* **What the task asks**: Each line that includes the word "mutual" should be copied from the records.

* **The input**:
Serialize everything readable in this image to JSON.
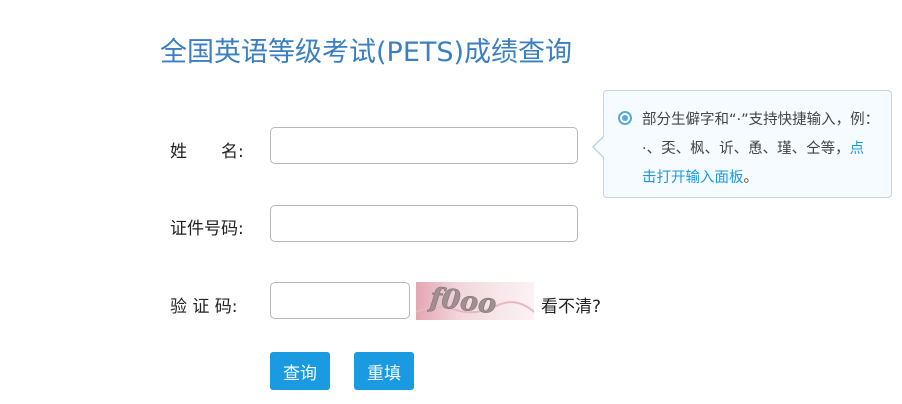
{
  "page": {
    "title": "全国英语等级考试(PETS)成绩查询"
  },
  "form": {
    "name_label": "姓　　名:",
    "name_value": "",
    "id_label": "证件号码:",
    "id_value": "",
    "captcha_label": "验 证 码:",
    "captcha_value": "",
    "captcha_text": "f0oo",
    "captcha_refresh": "看不清?"
  },
  "buttons": {
    "query": "查询",
    "reset": "重填"
  },
  "tooltip": {
    "text": "部分生僻字和“·”支持快捷输入，例：·、奀、枫、䜣、恿、瑾、仝等，",
    "link": "点击打开输入面板",
    "end": "。"
  },
  "colors": {
    "title": "#3a7fc1",
    "button": "#1a9ae0",
    "link": "#1a9ae0"
  }
}
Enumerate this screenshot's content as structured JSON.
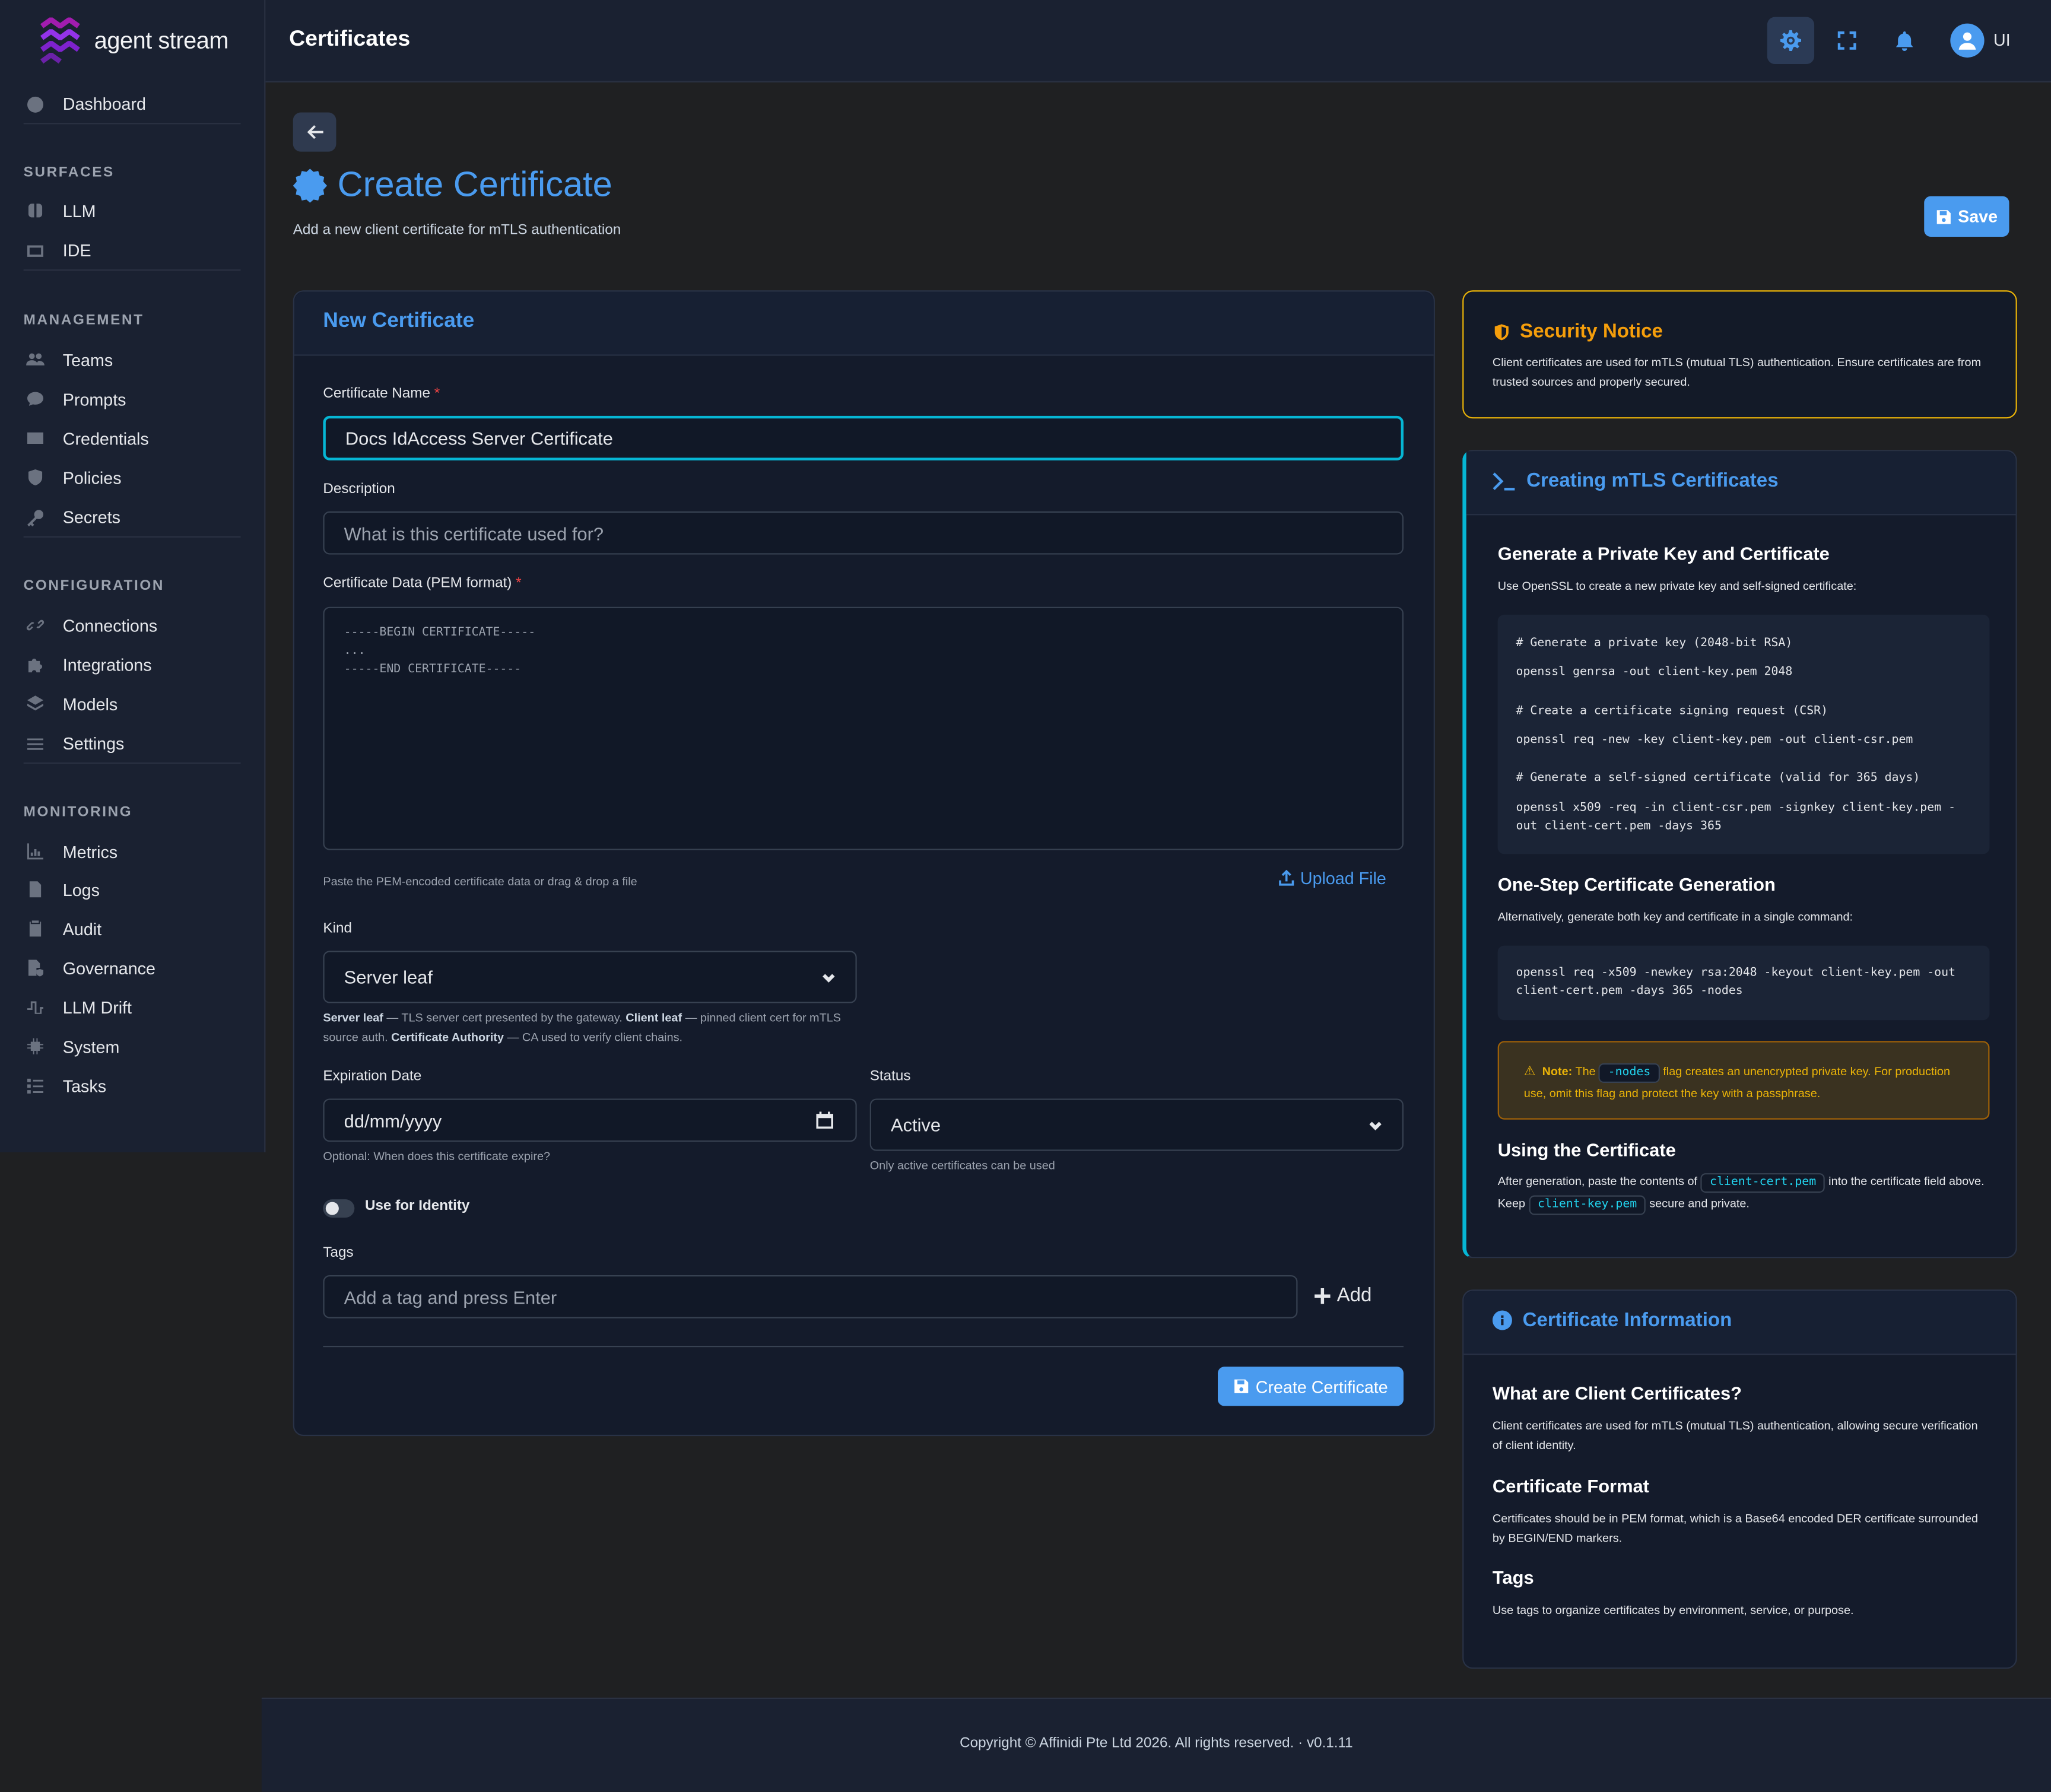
{
  "brand": {
    "name_part1": "agent",
    "name_part2": "stream"
  },
  "sidebar": {
    "dashboard": "Dashboard",
    "sections": {
      "surfaces": "SURFACES",
      "management": "MANAGEMENT",
      "configuration": "CONFIGURATION",
      "monitoring": "MONITORING"
    },
    "items": {
      "llm": "LLM",
      "ide": "IDE",
      "teams": "Teams",
      "prompts": "Prompts",
      "credentials": "Credentials",
      "policies": "Policies",
      "secrets": "Secrets",
      "connections": "Connections",
      "integrations": "Integrations",
      "models": "Models",
      "settings": "Settings",
      "metrics": "Metrics",
      "logs": "Logs",
      "audit": "Audit",
      "governance": "Governance",
      "llm_drift": "LLM Drift",
      "system": "System",
      "tasks": "Tasks"
    }
  },
  "topbar": {
    "title": "Certificates",
    "user_initials": "UI"
  },
  "page": {
    "title": "Create Certificate",
    "subtitle": "Add a new client certificate for mTLS authentication",
    "save_label": "Save"
  },
  "form": {
    "card_title": "New Certificate",
    "name_label": "Certificate Name",
    "name_value": "Docs IdAccess Server Certificate",
    "description_label": "Description",
    "description_placeholder": "What is this certificate used for?",
    "pem_label": "Certificate Data (PEM format)",
    "pem_placeholder": "-----BEGIN CERTIFICATE-----\n...\n-----END CERTIFICATE-----",
    "pem_help": "Paste the PEM-encoded certificate data or drag & drop a file",
    "upload_label": "Upload File",
    "kind_label": "Kind",
    "kind_value": "Server leaf",
    "kind_help": {
      "t1": "Server leaf",
      "t2": " — TLS server cert presented by the gateway. ",
      "t3": "Client leaf",
      "t4": " — pinned client cert for mTLS source auth. ",
      "t5": "Certificate Authority",
      "t6": " — CA used to verify client chains."
    },
    "expiry_label": "Expiration Date",
    "expiry_placeholder": "dd/mm/yyyy",
    "expiry_help": "Optional: When does this certificate expire?",
    "status_label": "Status",
    "status_value": "Active",
    "status_help": "Only active certificates can be used",
    "identity_label": "Use for Identity",
    "identity_on": false,
    "tags_label": "Tags",
    "tags_placeholder": "Add a tag and press Enter",
    "add_label": "Add",
    "create_label": "Create Certificate",
    "required_mark": "*"
  },
  "security_notice": {
    "title": "Security Notice",
    "body": "Client certificates are used for mTLS (mutual TLS) authentication. Ensure certificates are from trusted sources and properly secured."
  },
  "guide": {
    "title": "Creating mTLS Certificates",
    "h1": "Generate a Private Key and Certificate",
    "p1": "Use OpenSSL to create a new private key and self-signed certificate:",
    "code1": {
      "c1": "# Generate a private key (2048-bit RSA)",
      "l1": "openssl genrsa -out client-key.pem 2048",
      "c2": "# Create a certificate signing request (CSR)",
      "l2": "openssl req -new -key client-key.pem -out client-csr.pem",
      "c3": "# Generate a self-signed certificate (valid for 365 days)",
      "l3": "openssl x509 -req -in client-csr.pem -signkey client-key.pem -out client-cert.pem -days 365"
    },
    "h2": "One-Step Certificate Generation",
    "p2": "Alternatively, generate both key and certificate in a single command:",
    "code2": "openssl req -x509 -newkey rsa:2048 -keyout client-key.pem -out client-cert.pem -days 365 -nodes",
    "note": {
      "label": "Note:",
      "pre": "The",
      "chip": "-nodes",
      "post": "flag creates an unencrypted private key. For production use, omit this flag and protect the key with a passphrase."
    },
    "h3": "Using the Certificate",
    "p3": {
      "a": "After generation, paste the contents of",
      "chip1": "client-cert.pem",
      "b": "into the certificate field above. Keep",
      "chip2": "client-key.pem",
      "c": "secure and private."
    }
  },
  "info": {
    "title": "Certificate Information",
    "h1": "What are Client Certificates?",
    "p1": "Client certificates are used for mTLS (mutual TLS) authentication, allowing secure verification of client identity.",
    "h2": "Certificate Format",
    "p2": "Certificates should be in PEM format, which is a Base64 encoded DER certificate surrounded by BEGIN/END markers.",
    "h3": "Tags",
    "p3": "Use tags to organize certificates by environment, service, or purpose."
  },
  "footer": {
    "text": "Copyright © Affinidi Pte Ltd 2026. All rights reserved. · v0.1.11"
  },
  "colors": {
    "accent": "#4a9bef",
    "warning": "#eab308",
    "focus": "#06b6d4",
    "brand": "#a21caf"
  }
}
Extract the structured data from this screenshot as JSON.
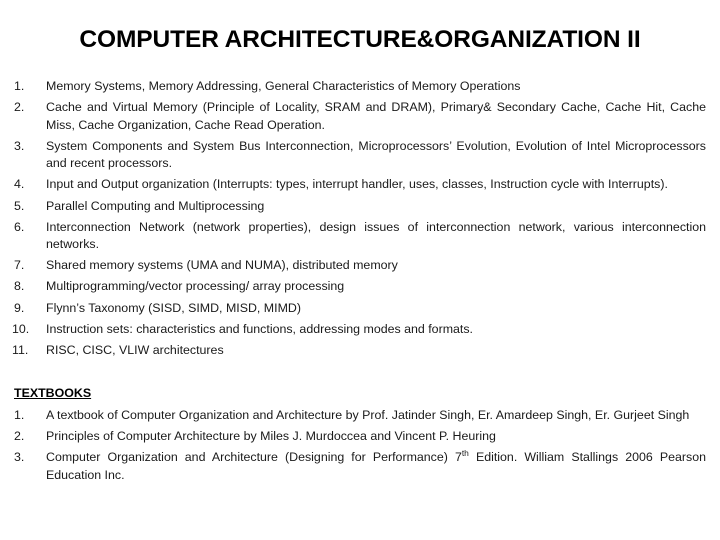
{
  "slide": {
    "title": "COMPUTER ARCHITECTURE&ORGANIZATION II",
    "background_color": "#ffffff",
    "text_color": "#1a1a1a",
    "syllabus": {
      "items": [
        {
          "number": "1.",
          "text": "Memory Systems, Memory Addressing, General Characteristics of Memory Operations"
        },
        {
          "number": "2.",
          "text": "Cache and Virtual Memory (Principle of Locality, SRAM and DRAM), Primary& Secondary Cache, Cache Hit, Cache Miss, Cache Organization, Cache Read Operation."
        },
        {
          "number": "3.",
          "text": "System Components and System Bus Interconnection, Microprocessors’ Evolution, Evolution of Intel Microprocessors and recent processors."
        },
        {
          "number": "4.",
          "text": "Input and Output organization (Interrupts: types, interrupt handler, uses, classes, Instruction cycle with Interrupts)."
        },
        {
          "number": "5.",
          "text": "Parallel Computing and Multiprocessing"
        },
        {
          "number": "6.",
          "text": "Interconnection Network (network properties), design issues of interconnection network, various interconnection networks."
        },
        {
          "number": "7.",
          "text": "Shared memory systems (UMA and NUMA), distributed  memory"
        },
        {
          "number": "8.",
          "text": "Multiprogramming/vector processing/ array processing"
        },
        {
          "number": "9.",
          "text": "Flynn’s Taxonomy (SISD, SIMD, MISD, MIMD)"
        },
        {
          "number": "10.",
          "text": "Instruction sets: characteristics and functions, addressing modes and formats."
        },
        {
          "number": "11.",
          "text": "RISC, CISC, VLIW architectures"
        }
      ]
    },
    "textbooks": {
      "heading": "TEXTBOOKS",
      "items": [
        {
          "number": "1.",
          "text": "A textbook of Computer Organization and Architecture by Prof. Jatinder Singh, Er. Amardeep Singh, Er. Gurjeet Singh"
        },
        {
          "number": "2.",
          "text": "Principles of Computer Architecture by Miles J. Murdoccea and Vincent P. Heuring"
        },
        {
          "number": "3.",
          "text_before_sup": "Computer Organization and Architecture (Designing for Performance) 7",
          "sup": "th",
          "text_after_sup": " Edition. William Stallings 2006 Pearson Education Inc."
        }
      ]
    }
  }
}
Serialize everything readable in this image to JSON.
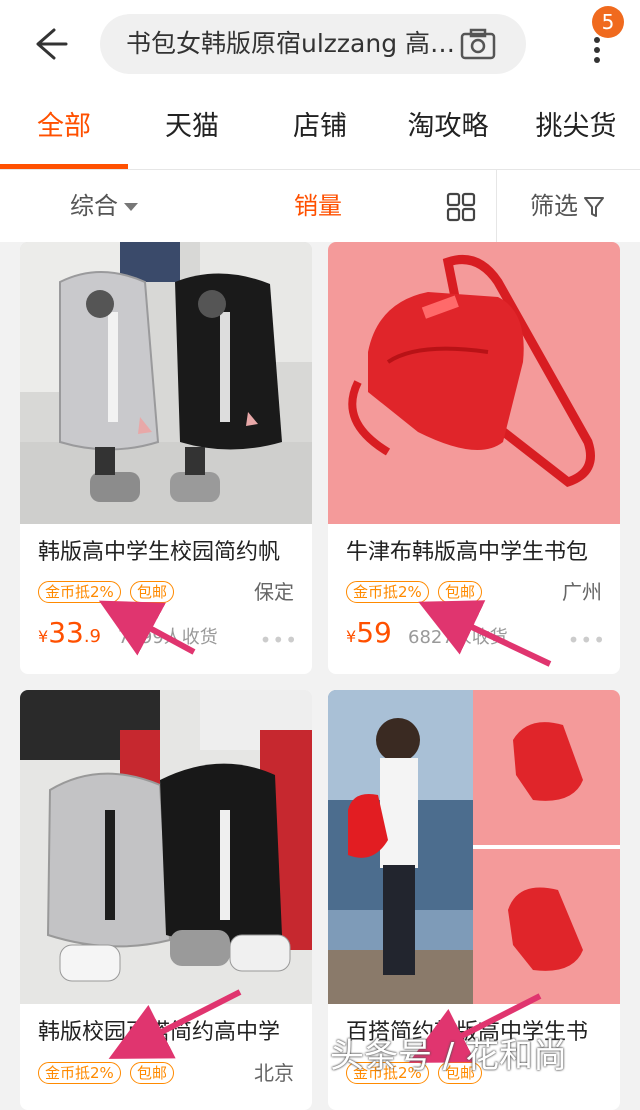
{
  "header": {
    "search_text": "书包女韩版原宿ulzzang 高…",
    "notification_count": "5"
  },
  "tabs": [
    {
      "label": "全部",
      "active": true
    },
    {
      "label": "天猫"
    },
    {
      "label": "店铺"
    },
    {
      "label": "淘攻略"
    },
    {
      "label": "挑尖货"
    }
  ],
  "sortbar": {
    "comprehensive": "综合",
    "sales": "销量",
    "filter": "筛选"
  },
  "products": [
    {
      "title": "韩版高中学生校园简约帆",
      "tag1": "金币抵2%",
      "tag2": "包邮",
      "location": "保定",
      "price_int": "33",
      "price_dec": ".9",
      "currency": "¥",
      "sales": "7299人收货",
      "image": "gray-and-black-backpacks"
    },
    {
      "title": "牛津布韩版高中学生书包",
      "tag1": "金币抵2%",
      "tag2": "包邮",
      "location": "广州",
      "price_int": "59",
      "price_dec": "",
      "currency": "¥",
      "sales": "6827人收货",
      "image": "red-mini-backpack"
    },
    {
      "title": "韩版校园百搭简约高中学",
      "tag1": "金币抵2%",
      "tag2": "包邮",
      "location": "北京",
      "image": "xiang-backpacks"
    },
    {
      "title": "百搭简约韩版高中学生书",
      "tag1": "金币抵2%",
      "tag2": "包邮",
      "location": "",
      "image": "girl-with-red-backpack"
    }
  ],
  "watermark": "头条号 / 花和尚",
  "colors": {
    "accent": "#ff5000",
    "tag": "#ff8a00",
    "arrow": "#e0356f"
  }
}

* **Response to this task**:
    "body": "Client certificates are used for mTLS (mutual TLS) authentication. Ensure certificates are from trusted sources and properly secured."
    "p1": "Client certificates are used for mTLS (mutual TLS) authentication, allowing secure verification of client identity.",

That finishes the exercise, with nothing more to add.